As a continuous system of year enumeration the oldest era in practical use appears to have been that known as the "Era of the Martyrs" or "of Diocletian" () was in familiar use in Spain from the fifth century down to late in the Middle Ages.
The indiction was a cycle of fifteen years, the first of these cycles being conceived to have started at a point three years before the beginning of the present Christian Era.
It was usual to indicate only the position of the year in the current indiction, and no notice was taken of the number of cycles already completed.
It is only from about the year 679 that we are able to appeal to English charters of indisputable authenticity.
Before the Christian Era was generally adopted in the dating of documents various other systems were employed at different periods and in different countries.
The best known of these was the counting by "indictions".
In the course of the Middle Ages this principle was generally admitted, and we find, for example, that at Cologne in the twelfth century the validity of a certain instrument was contested because it lacked a date. now the Roman decrees lay down that letters which lack the day and the indiction have no binding force." (Westdeutsche Zeitschrift für Geschichte, I, 377.) But although this principle was recognized in theory it was not always carried out in practice.

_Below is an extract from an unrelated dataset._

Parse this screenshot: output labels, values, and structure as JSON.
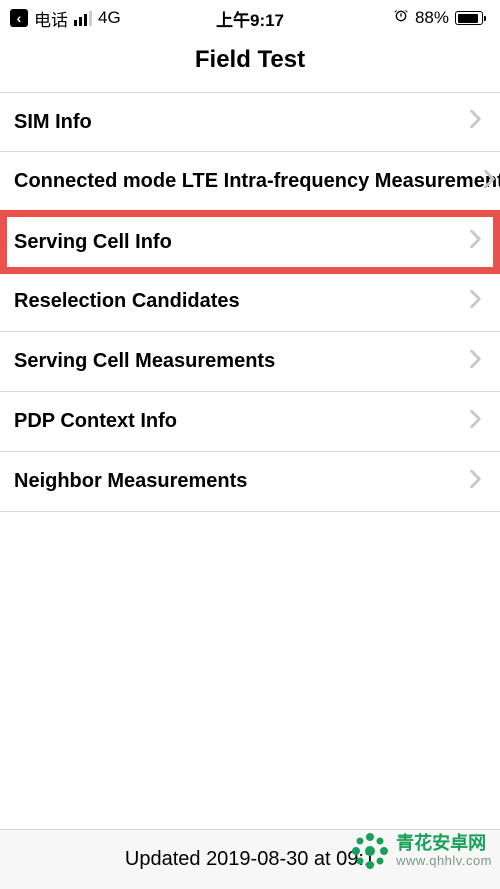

"Those who have seen it say that the document which John brought does not bear the day or the indiction . Even down to the beginning of the twelfth century not only royal and imperial letters but even charters (), properly so called, were occasionally through the carelessness of officials sent out without a date.